  • In view of their huge impact on activity, our analysis focuses on both the energy shock and the problems encountered by global supply chains. Firstly, rocketing natural gas, oil and electricity prices have been affecting the energy bill for all economic agents over the past few months. In this Report we investigate the specific impact of this increase in energy prices on the manufacturing industry, the biggest consumer of electricity in the Spanish economy. Through an analysis of input-output tables, we determine those sub-sectors whose energy bill plays a more significant role in their cost structure, differentiating the sectors that are more exposed and being more affected by the current energy price situation.
  • Secondly, COVID-19 and, more recently, the conflict in Ukraine have highlighted the problems encountered by global supply chains as a result of major asymmetric shocks at a global level. The fear of shortages in essential goods and products to combat the pandemic during the early stages of the health crisis, and the supply problems of certain inputs following the strong recovery of the economic cycle throughout 2021 have once more made the debate regarding the consequences and benefits of globalisation relevant. This Report reviews the past, present and future of global value chains.

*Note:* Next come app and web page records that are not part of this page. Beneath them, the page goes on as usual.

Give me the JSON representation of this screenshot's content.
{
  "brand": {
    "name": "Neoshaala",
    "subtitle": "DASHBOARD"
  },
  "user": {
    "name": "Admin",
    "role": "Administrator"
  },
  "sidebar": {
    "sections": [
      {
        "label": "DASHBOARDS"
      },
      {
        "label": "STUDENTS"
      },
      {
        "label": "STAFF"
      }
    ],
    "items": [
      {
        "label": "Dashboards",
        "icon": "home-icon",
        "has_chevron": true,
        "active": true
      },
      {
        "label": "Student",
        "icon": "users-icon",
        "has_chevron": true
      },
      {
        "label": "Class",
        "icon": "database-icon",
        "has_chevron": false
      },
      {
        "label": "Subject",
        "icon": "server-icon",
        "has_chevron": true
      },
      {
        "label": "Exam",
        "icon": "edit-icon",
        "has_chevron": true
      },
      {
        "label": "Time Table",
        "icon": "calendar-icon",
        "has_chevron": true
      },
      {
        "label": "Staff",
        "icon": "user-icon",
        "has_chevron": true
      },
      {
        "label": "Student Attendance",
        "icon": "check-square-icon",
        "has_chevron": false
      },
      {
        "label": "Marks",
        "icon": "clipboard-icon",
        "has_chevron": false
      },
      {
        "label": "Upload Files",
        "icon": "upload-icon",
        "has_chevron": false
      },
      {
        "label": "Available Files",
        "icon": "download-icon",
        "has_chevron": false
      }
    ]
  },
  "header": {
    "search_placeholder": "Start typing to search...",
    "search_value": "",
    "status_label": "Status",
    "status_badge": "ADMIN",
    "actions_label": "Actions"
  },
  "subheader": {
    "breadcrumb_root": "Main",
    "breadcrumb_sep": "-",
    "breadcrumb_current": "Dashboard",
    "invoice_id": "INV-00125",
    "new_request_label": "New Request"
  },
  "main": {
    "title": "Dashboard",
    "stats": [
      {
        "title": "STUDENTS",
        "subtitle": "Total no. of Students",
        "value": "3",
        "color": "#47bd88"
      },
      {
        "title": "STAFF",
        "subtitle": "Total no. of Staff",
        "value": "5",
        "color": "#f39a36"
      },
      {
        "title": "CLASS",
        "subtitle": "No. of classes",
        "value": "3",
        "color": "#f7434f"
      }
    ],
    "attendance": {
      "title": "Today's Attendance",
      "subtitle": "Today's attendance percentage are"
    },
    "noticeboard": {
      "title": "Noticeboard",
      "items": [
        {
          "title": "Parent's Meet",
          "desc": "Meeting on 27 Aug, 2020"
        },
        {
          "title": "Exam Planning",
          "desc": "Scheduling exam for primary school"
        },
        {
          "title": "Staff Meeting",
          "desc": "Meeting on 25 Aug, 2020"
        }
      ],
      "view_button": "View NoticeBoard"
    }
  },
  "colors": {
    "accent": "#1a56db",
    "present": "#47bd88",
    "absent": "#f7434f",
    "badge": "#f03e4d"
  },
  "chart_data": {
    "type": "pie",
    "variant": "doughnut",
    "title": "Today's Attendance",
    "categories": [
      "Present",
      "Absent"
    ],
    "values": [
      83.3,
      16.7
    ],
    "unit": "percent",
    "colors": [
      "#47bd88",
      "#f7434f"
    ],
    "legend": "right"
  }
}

  • Finally, we also provide a special article focusing solely on Spain’s pharmaceutical industry, a key and strategic sector for our economy, as has become evident during the pandemic. In recent decades, the sector has become hugely important thanks to its role as a driver of exports and to the fact that, in the past few years, it has accounted for most of the private investment in R&D for the manufacturing industry as a whole in Spain. Nevertheless, comparisons with other European countries suggest its production capacity has room for improvement. In fact, the trend looks favourable for the sector over the next few years, in an extremely competitive industry with a great capacity to create good quality jobs.